When I moved to Barrow (now renamed Utqiagvik) in August of 2016, I knew I would be living above the tree line and that my harvesting of plants would cease. Yet, I anticipated eating salmon. I had no thought otherwise. If you lived in Alaska, salmon was somewhere in your house, or so I thought. I was greatly surprised when I was told the waters were too cold and the journey too far for salmon to migrate to the top of the world. Instead, I was introduced to muktuk (whale) / uunaalik (boiled whale), bearded seal and walrus.

Excerpt from my diary dated August 2, 2016                                       Barrow, Alaska

Today, at the community pot luck, I ate a few small pieces of whale or muktuk sprinkled with salt. Parts of it were easy to chew and others were hard like rubber - too dense to chew into pieces - so I swallowed quickly. Twenty minutes or so later, I had this strong smell on my hands. Something had seeped into them like a stain - whale. I had never smelled that scent before, let alone on my body.  I will never forget it, ever. I heard this stated by an elder during our community pot luck, "The ocean is our garden."

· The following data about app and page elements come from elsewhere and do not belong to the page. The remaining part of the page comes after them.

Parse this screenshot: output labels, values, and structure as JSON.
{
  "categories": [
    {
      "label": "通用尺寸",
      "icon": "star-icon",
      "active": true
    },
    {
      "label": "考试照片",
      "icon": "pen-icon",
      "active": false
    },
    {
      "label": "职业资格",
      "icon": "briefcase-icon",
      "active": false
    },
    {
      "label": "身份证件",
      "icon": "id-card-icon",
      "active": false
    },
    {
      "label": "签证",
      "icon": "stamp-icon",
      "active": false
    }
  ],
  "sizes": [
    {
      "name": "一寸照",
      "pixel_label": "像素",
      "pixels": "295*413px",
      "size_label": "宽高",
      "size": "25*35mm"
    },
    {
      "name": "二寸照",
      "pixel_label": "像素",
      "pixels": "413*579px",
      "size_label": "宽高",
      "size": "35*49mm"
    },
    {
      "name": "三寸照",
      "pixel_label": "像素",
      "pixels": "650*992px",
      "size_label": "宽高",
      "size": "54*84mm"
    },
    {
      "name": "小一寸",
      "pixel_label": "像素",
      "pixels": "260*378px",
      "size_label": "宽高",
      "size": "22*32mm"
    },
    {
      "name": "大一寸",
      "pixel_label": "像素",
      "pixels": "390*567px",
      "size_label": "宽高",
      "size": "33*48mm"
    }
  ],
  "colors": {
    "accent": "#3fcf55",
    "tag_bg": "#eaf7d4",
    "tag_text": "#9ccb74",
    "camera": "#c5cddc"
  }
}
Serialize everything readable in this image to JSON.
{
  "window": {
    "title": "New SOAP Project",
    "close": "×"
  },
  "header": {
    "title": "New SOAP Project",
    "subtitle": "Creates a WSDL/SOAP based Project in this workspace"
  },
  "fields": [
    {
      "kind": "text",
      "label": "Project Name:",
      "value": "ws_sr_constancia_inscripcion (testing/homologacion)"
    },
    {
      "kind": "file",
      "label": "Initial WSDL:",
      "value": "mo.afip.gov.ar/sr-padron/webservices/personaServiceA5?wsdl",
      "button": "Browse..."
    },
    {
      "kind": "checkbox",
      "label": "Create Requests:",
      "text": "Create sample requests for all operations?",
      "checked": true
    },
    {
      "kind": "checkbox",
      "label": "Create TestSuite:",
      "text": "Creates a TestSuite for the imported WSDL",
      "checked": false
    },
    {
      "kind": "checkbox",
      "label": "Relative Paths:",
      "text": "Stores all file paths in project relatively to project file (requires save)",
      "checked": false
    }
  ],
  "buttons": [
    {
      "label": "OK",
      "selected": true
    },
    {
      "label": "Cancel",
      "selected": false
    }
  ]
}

The Inupiaq word for whale meat is muktuk. 
The above is boiled whale and is called uunaalik.
---

Excerpt from my diary dated August 10th, 2016                             Barrow, Alaska

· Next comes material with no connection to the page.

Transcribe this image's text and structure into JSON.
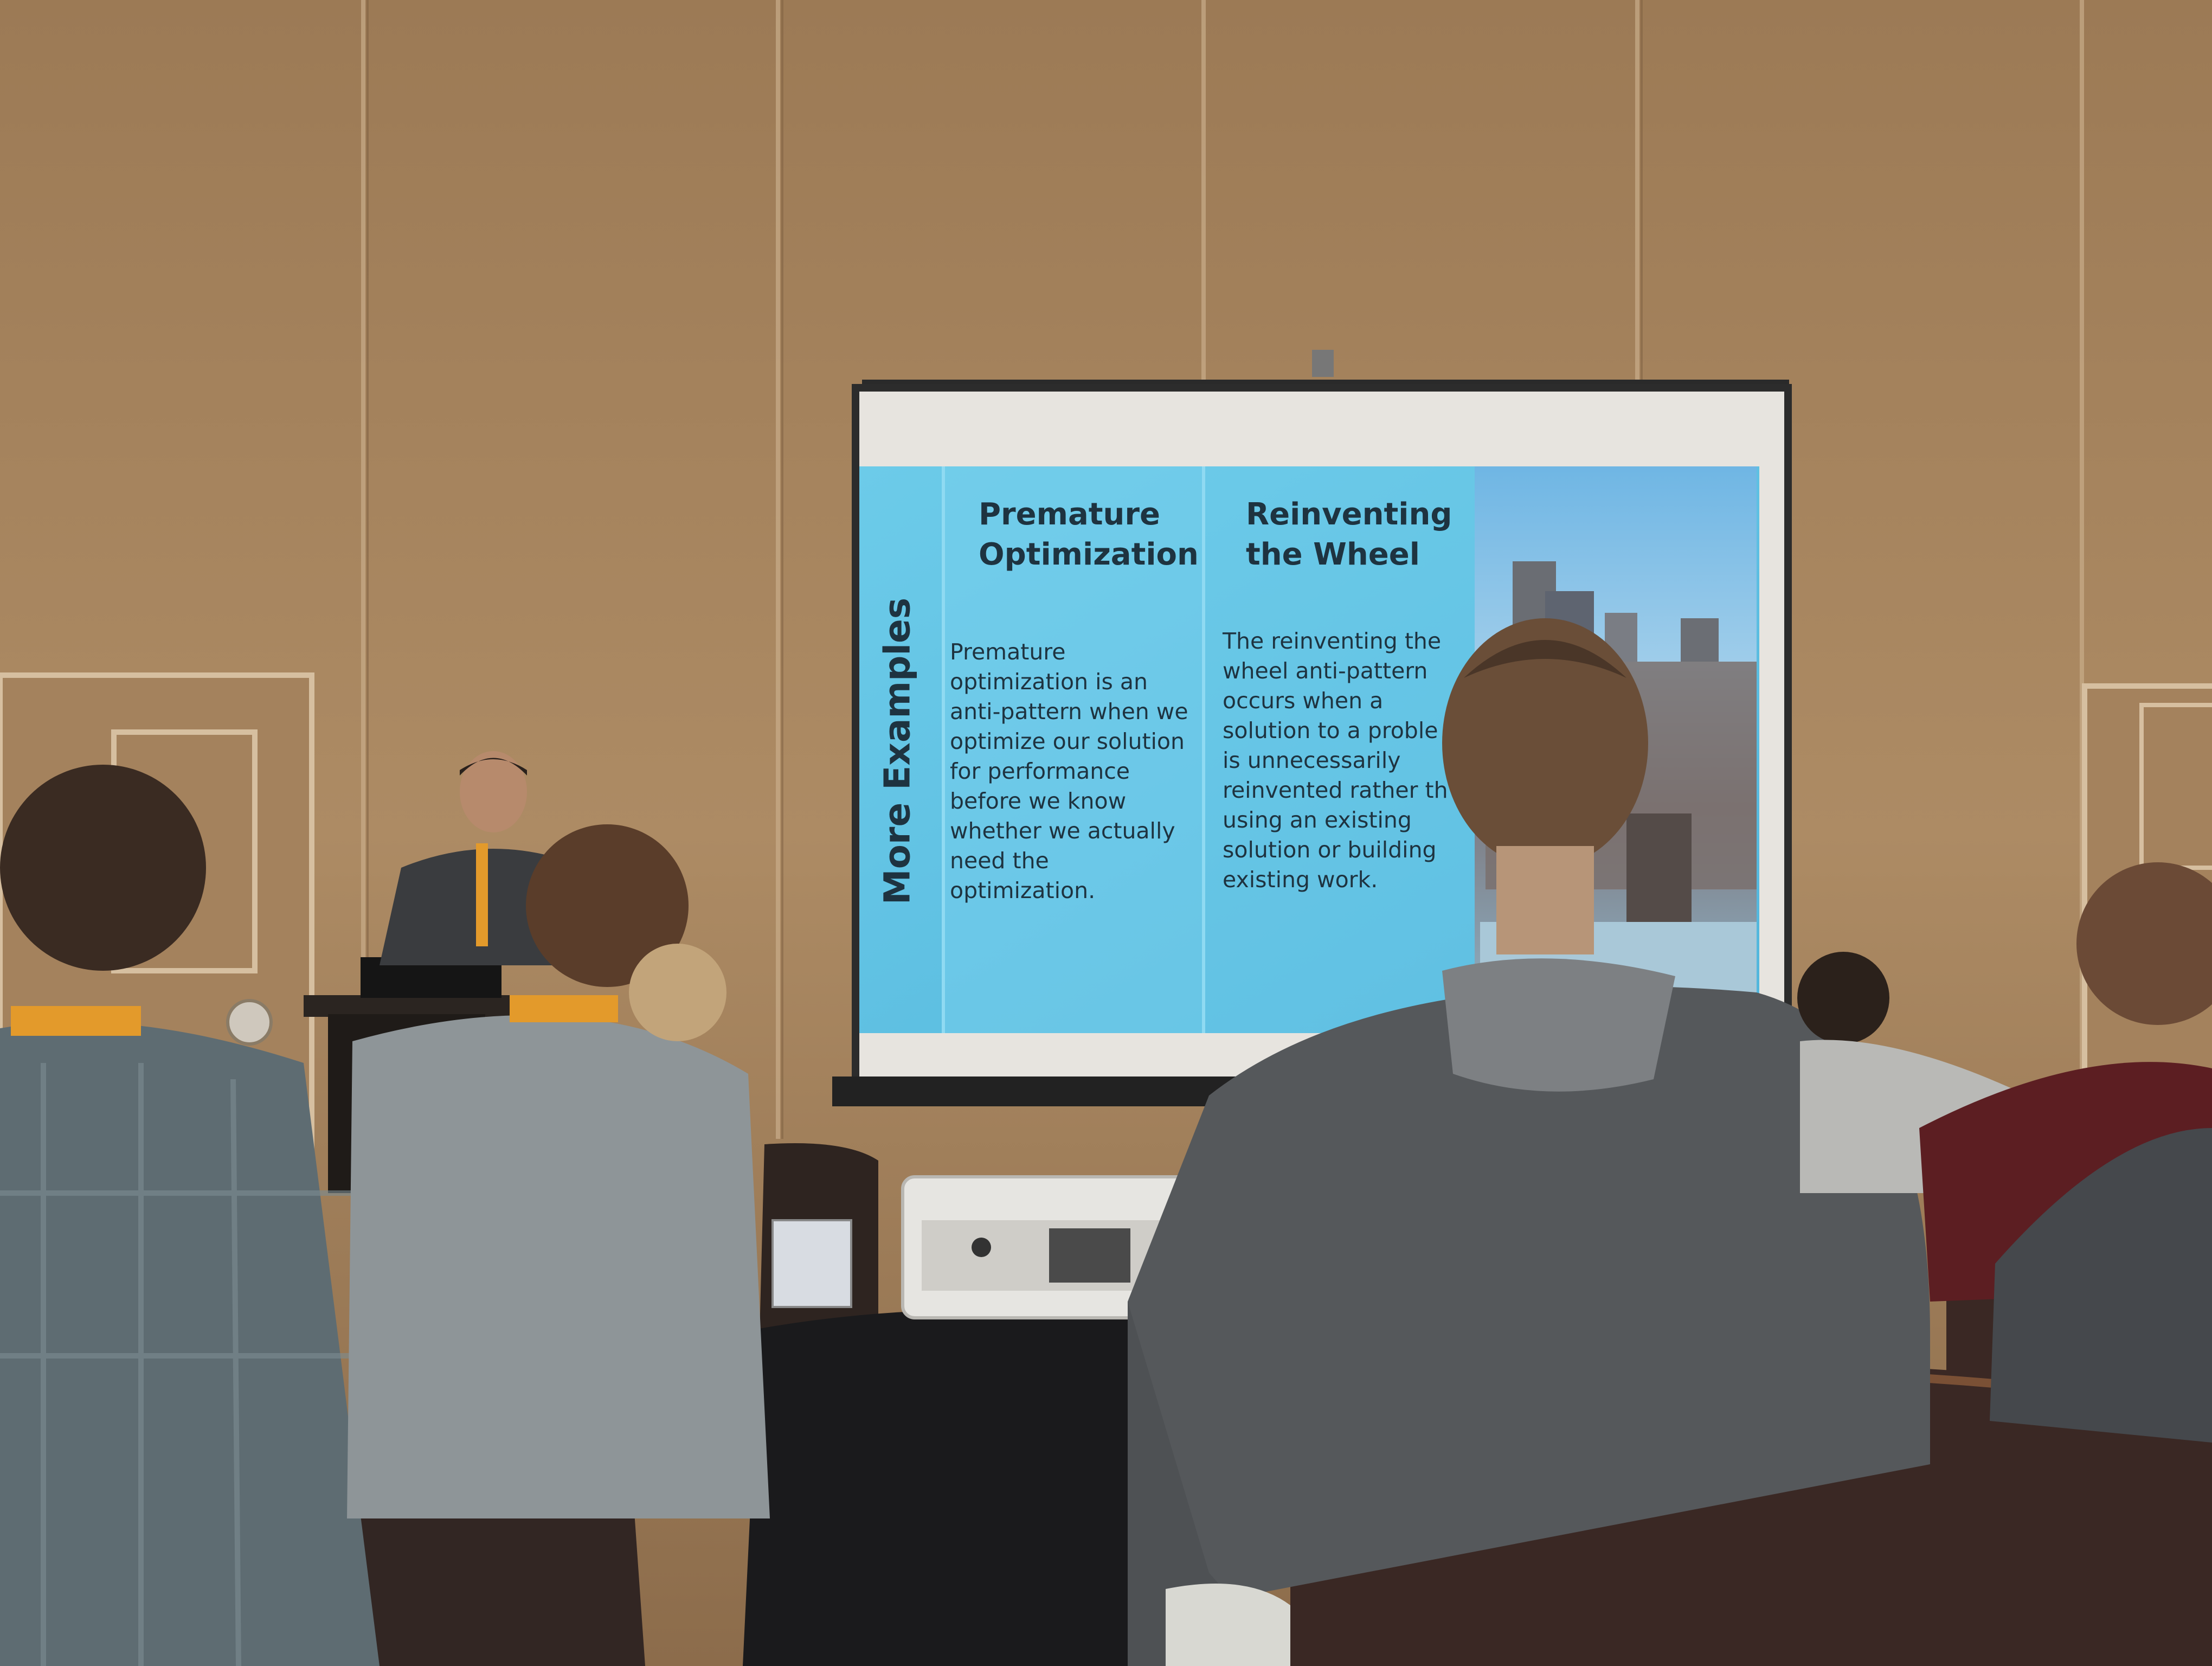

When I first arrived in Barrow, I ate whale meat which was offered to me by tribal elders. Today, I ate three small pieces of bearded seal. My belly is struggling to understand and digest these new foods so loved by this community. The dried and jarred seal (kept in seal oil) is called "black candy" by locals. Children love it, as many adults do. For me, it was if a seal was swimming in my mouth. The taste was so strong and game-like. I reached for a cake nearby and swiped a narrow strip of frosting from its edge, quickly welcoming it into my anxiously awaiting mouth. 

My senses are laughing at the smells and taste brought into their memory tonight.  A vegetarian embracing subsistence living at the top of the world one bite at a time. 



Dried bearded seal in oil or uqsrug.
----
My now favorite subsistence food is pickled muktuk. It is pictured below; pickled with onions, banana peppers and cloves, among other spices. I don't get offered this often, as it is a favorite among many and mostly distributed among families. I am grateful when I find a piece or two on my plate. (In the photo below, there is a strip of smoked salmon on the plate - a gift from Southeast Alaska friends.)

---
Gone is the fireweed, beach asparagus, abalone and salmon. Gone are the thimble, salmon and blue berries. Here is the seal, walrus and whale. My plate is my culinary passport. Yet, the scent of whale and the taste of bearded seal testify, too, of my travels thus far. What's next? Maybe caribou or tuttu, as it is called here, or white fish caught in nets down the road. I will write of it all; of its taste and its smell. I will chart my travels around the rim of my plate navigating the palate of this far off place.



Locally made ulus, a traditional Inupiaq tool; an almost 
semi-circular, handcrafted knife used for cutting meat and fish.